District leaders initially committed to bringing some of the district’s most vulnerable students back to campus by late September, but missed that date. Special education students, homeless students and those who have been unreachable by their teachers will be among the first set of students who can return.
Students who have experienced “learning loss” will also be among those expected to return, said board vice president Richard Barrera.
Teachers might identify students who are falling behind in a number of various ways. One will be to see where they stood on their last report card before the pandemic began.
Schools across the district are expected to gather teams who will identify students they think should return for in-person services.
Many special education students, for instance, have fallen behind in taking assessments used to evaluate their conditions. Students requiring assessments will likely be among the first who are invited back to campus.
What services look like for each student could vary greatly. Some might only return to take an assessment. Others should return for as much instruction as they need to get back on track, said Barrera.
“I think some portion of that group of students will be able to come back all day, every day,” he said.
Many experts have cautioned that online learning could exacerbate the already wide achievement gap that permeates public education. San Diego Unified’s plan, which brings back the district’s most vulnerable students first, is designed to mitigate that effect.
Parents should start to be notified during the second week of October whether their child will be invited back for in-person instruction, according to a document obtained by Voice of San Diego that was shared with one school.
During phase one, as district leaders have called it, only students in transitional kindergarten through fifth grade will be allowed to return. Students in third grade and lower will be allowed to congregate in groups no larger than six. Students in fourth and fifth grade may meet in groups with up to eight students.
Phase two of the district’s reopening will be similar but will include middle and high school students. It also will include all elementary students, said Barrera. It might, however, mean that all elementary students come back one or two days per week, rather than every day.
Barrera said phase two might begin as soon as November. But then again, he cautioned, if phase one doesn’t go well, phase two could be much further off.

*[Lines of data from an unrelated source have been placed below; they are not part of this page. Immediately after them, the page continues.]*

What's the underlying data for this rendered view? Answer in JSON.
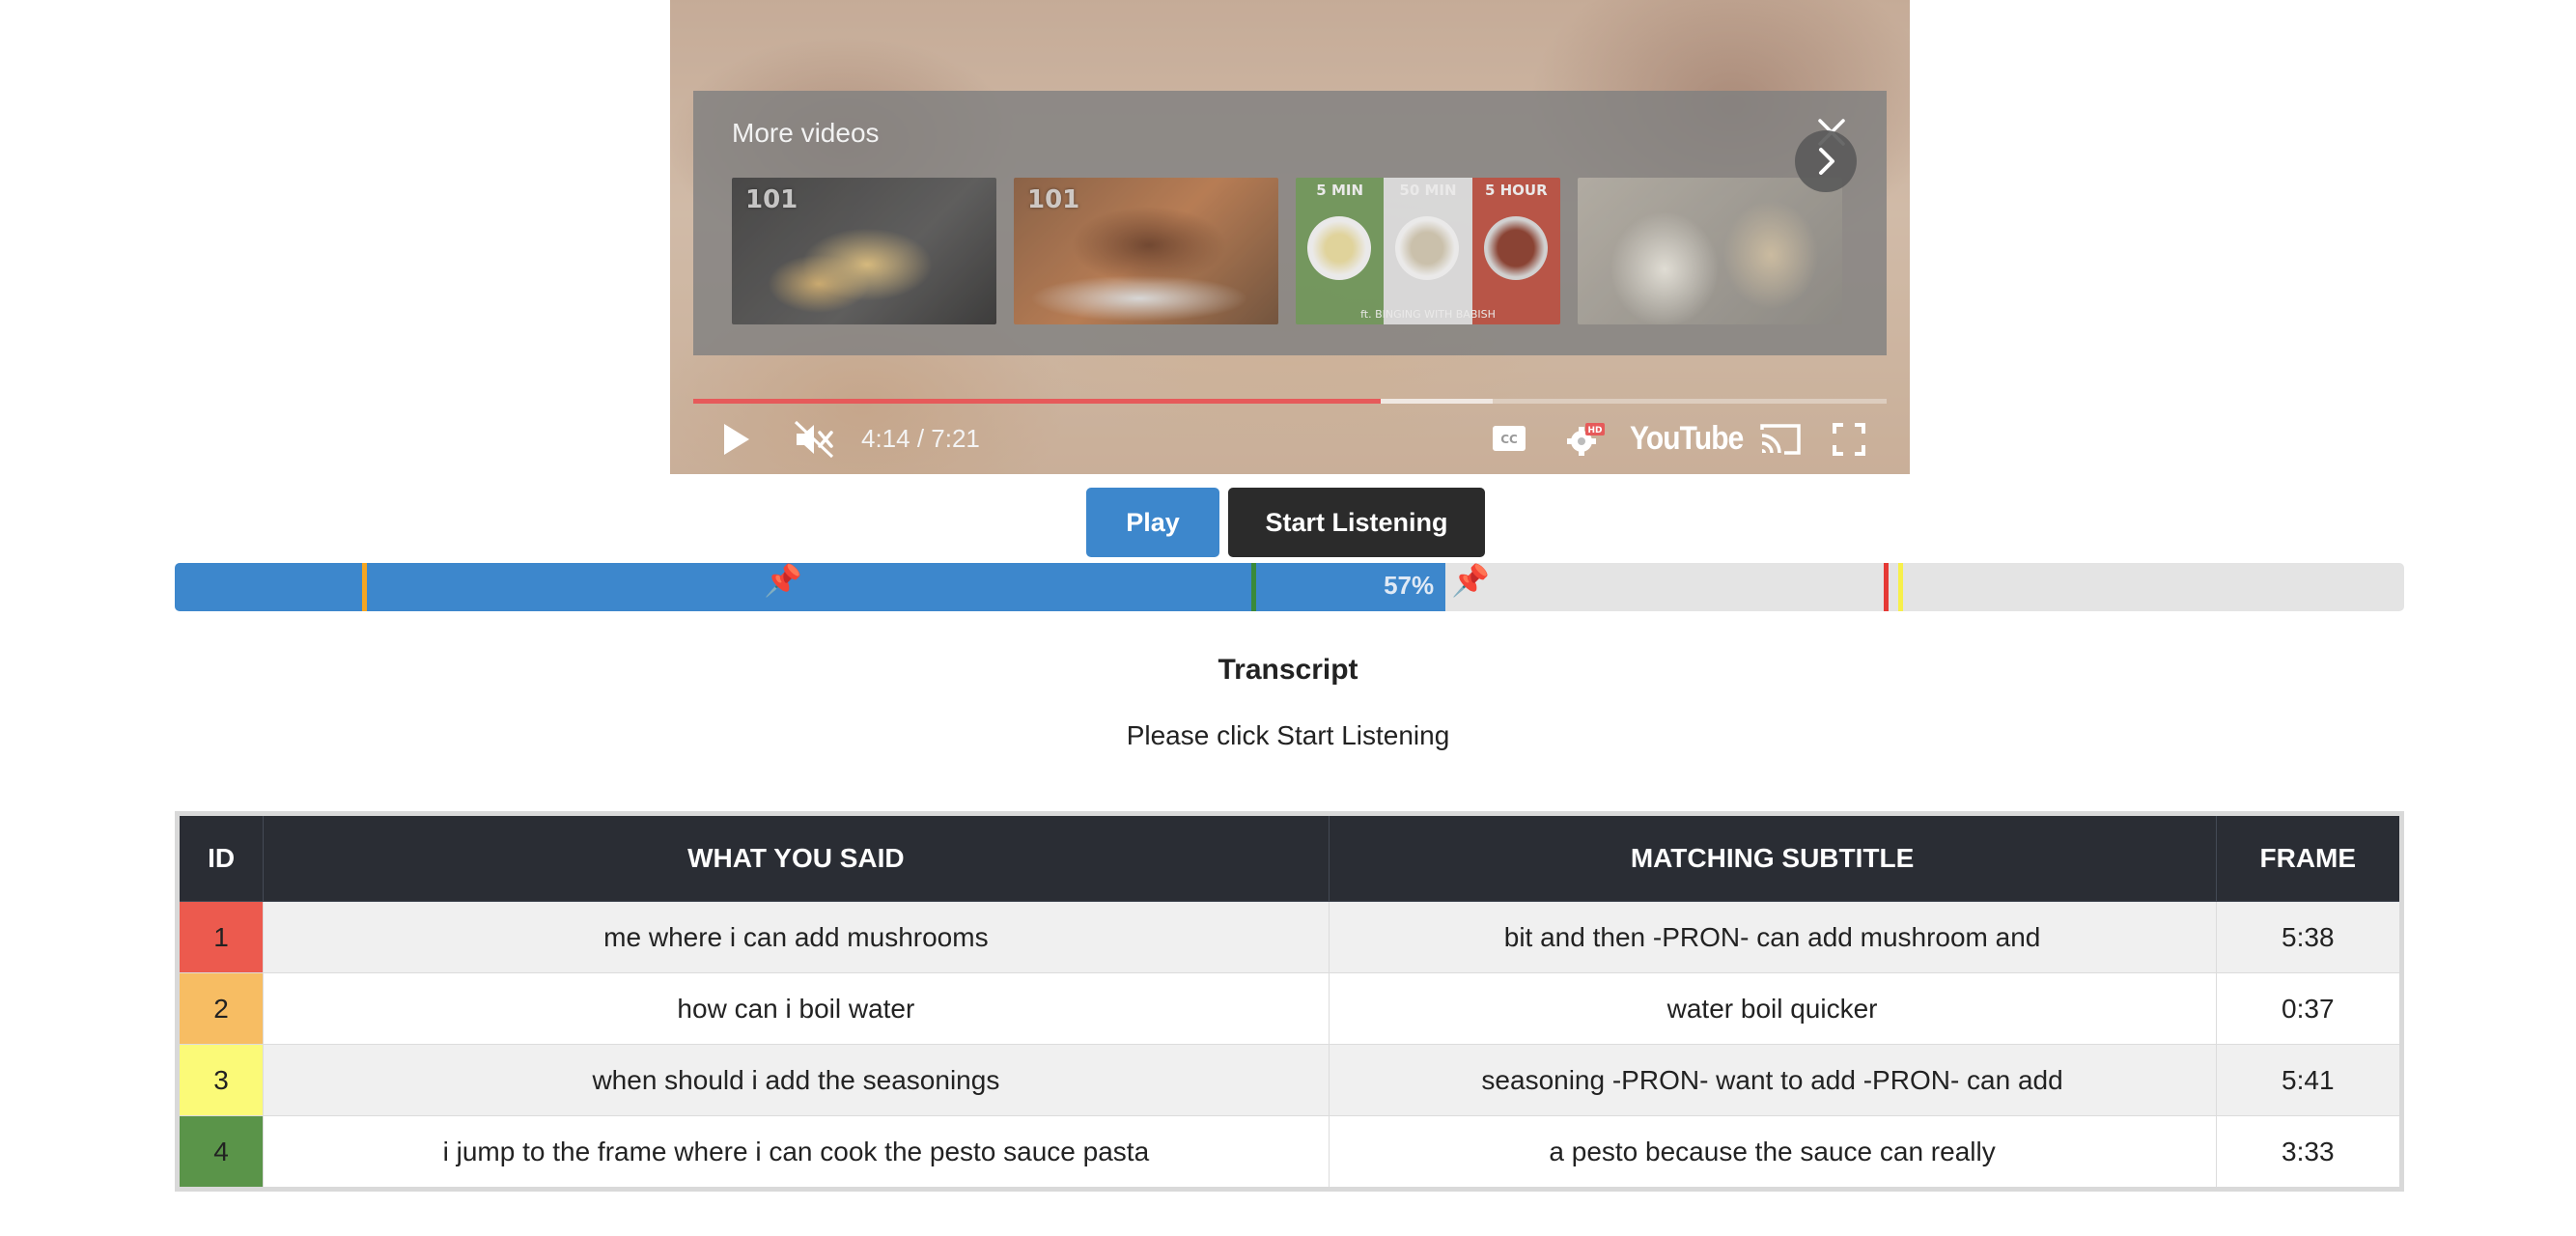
{
  "player": {
    "more_videos_title": "More videos",
    "thumbnails": [
      {
        "badge": "101",
        "kind": "pasta"
      },
      {
        "badge": "101",
        "kind": "chicken"
      },
      {
        "badge": "",
        "kind": "noodles-comparison",
        "segments": [
          "5 MIN",
          "50 MIN",
          "5 HOUR"
        ],
        "subtitle": "ft. BINGING WITH BABISH"
      },
      {
        "badge": "",
        "kind": "onions"
      }
    ],
    "time": "4:14 / 7:21",
    "played_fraction": 0.576,
    "buffered_fraction": 0.67,
    "youtube_label": "YouTube",
    "hd_badge": "HD",
    "icons": [
      "play-icon",
      "mute-icon",
      "captions-icon",
      "settings-icon",
      "youtube-logo",
      "cast-icon",
      "fullscreen-icon",
      "close-icon",
      "chevron-right-icon"
    ]
  },
  "buttons": {
    "play": "Play",
    "start_listening": "Start Listening"
  },
  "timeline": {
    "progress_percent": 57,
    "progress_label": "57%",
    "fill_color": "#3d87cc",
    "markers": [
      {
        "id": 2,
        "frame": "0:37",
        "color": "#f5a623"
      },
      {
        "id": 4,
        "frame": "3:33",
        "color": "#3a8a3a"
      },
      {
        "id": 1,
        "frame": "5:38",
        "color": "#e53935"
      },
      {
        "id": 3,
        "frame": "5:41",
        "color": "#f7f04a"
      }
    ],
    "total_seconds": 441
  },
  "transcript": {
    "title": "Transcript",
    "hint": "Please click Start Listening"
  },
  "table": {
    "headers": {
      "id": "ID",
      "said": "WHAT YOU SAID",
      "subtitle": "MATCHING SUBTITLE",
      "frame": "FRAME"
    },
    "rows": [
      {
        "id": "1",
        "said": "me where i can add mushrooms",
        "subtitle": "bit and then -PRON- can add mushroom and",
        "frame": "5:38",
        "color": "#ec5a4e"
      },
      {
        "id": "2",
        "said": "how can i boil water",
        "subtitle": "water boil quicker",
        "frame": "0:37",
        "color": "#f7bd63"
      },
      {
        "id": "3",
        "said": "when should i add the seasonings",
        "subtitle": "seasoning -PRON- want to add -PRON- can add",
        "frame": "5:41",
        "color": "#fbfa78"
      },
      {
        "id": "4",
        "said": "i jump to the frame where i can cook the pesto sauce pasta",
        "subtitle": "a pesto because the sauce can really",
        "frame": "3:33",
        "color": "#5a9449"
      }
    ]
  }
}
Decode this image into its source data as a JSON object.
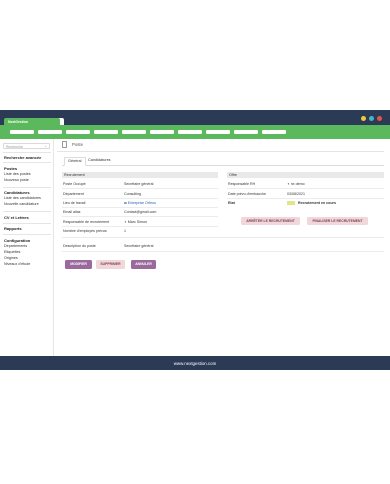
{
  "browser": {
    "tab_title": "NextGestion",
    "window_dots": [
      {
        "name": "yellow",
        "color": "#f0c93a"
      },
      {
        "name": "teal",
        "color": "#45b4c5"
      },
      {
        "name": "red",
        "color": "#e5534b"
      }
    ]
  },
  "colors": {
    "nav": "#5cb85c",
    "chrome": "#2b3a55",
    "primary_button": "#9a6a9d",
    "secondary_button": "#f2d7da"
  },
  "sidebar": {
    "search_placeholder": "Recherche",
    "advanced_search": "Recherche avancée",
    "sections": [
      {
        "title": "Postes",
        "items": [
          "Liste des postes",
          "Nouveau poste"
        ]
      },
      {
        "title": "Candidatures",
        "items": [
          "Liste des candidatures",
          "Nouvelle candidature"
        ]
      },
      {
        "title": "CV et Lettres",
        "items": []
      },
      {
        "title": "Rapports",
        "items": []
      },
      {
        "title": "Configuration",
        "items": [
          "Départements",
          "Etiquettes",
          "Origines",
          "Niveaux d'étude"
        ]
      }
    ]
  },
  "page": {
    "title": "Poste",
    "tabs": [
      "Général",
      "Candidatures"
    ],
    "active_tab": "Général"
  },
  "recruitment": {
    "header": "Recrutement",
    "fields": {
      "poste_occupe": {
        "label": "Poste Occupé",
        "value": "Secrétaire général"
      },
      "departement": {
        "label": "Département",
        "value": "Consulting"
      },
      "lieu_travail": {
        "label": "Lieu de travail",
        "value": "Entreprise Orfeus"
      },
      "email_alias": {
        "label": "Email alias",
        "value": "Contact@gmail.com"
      },
      "responsable_recrutement": {
        "label": "Responsable de recrutement",
        "value": "Marc Simon"
      },
      "nombre_employes": {
        "label": "Nombre d'employés prévus",
        "value": "1"
      },
      "description": {
        "label": "Description du poste",
        "value": "Secrétaire général"
      }
    }
  },
  "offer": {
    "header": "Offre",
    "fields": {
      "responsable_rh": {
        "label": "Responsable RH",
        "value": "nx demo"
      },
      "date_embauche": {
        "label": "Date prévu d'embauche",
        "value": "03/08/2021"
      },
      "etat": {
        "label": "Etat",
        "value": "Recrutement en cours"
      }
    },
    "actions": {
      "stop": "ARRÊTER LE RECRUTEMENT",
      "finish": "FINALISER LE RECRUTEMENT"
    }
  },
  "buttons": {
    "modify": "MODIFIER",
    "delete": "SUPPRIMER",
    "cancel": "ANNULER"
  },
  "footer": {
    "text": "www.nextgestion.com"
  }
}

Phase one will involve “testing out all the mitigation factors we’re gonna have in place and making sure it works well – everything from PPE to ventilation to temperature check,” he said.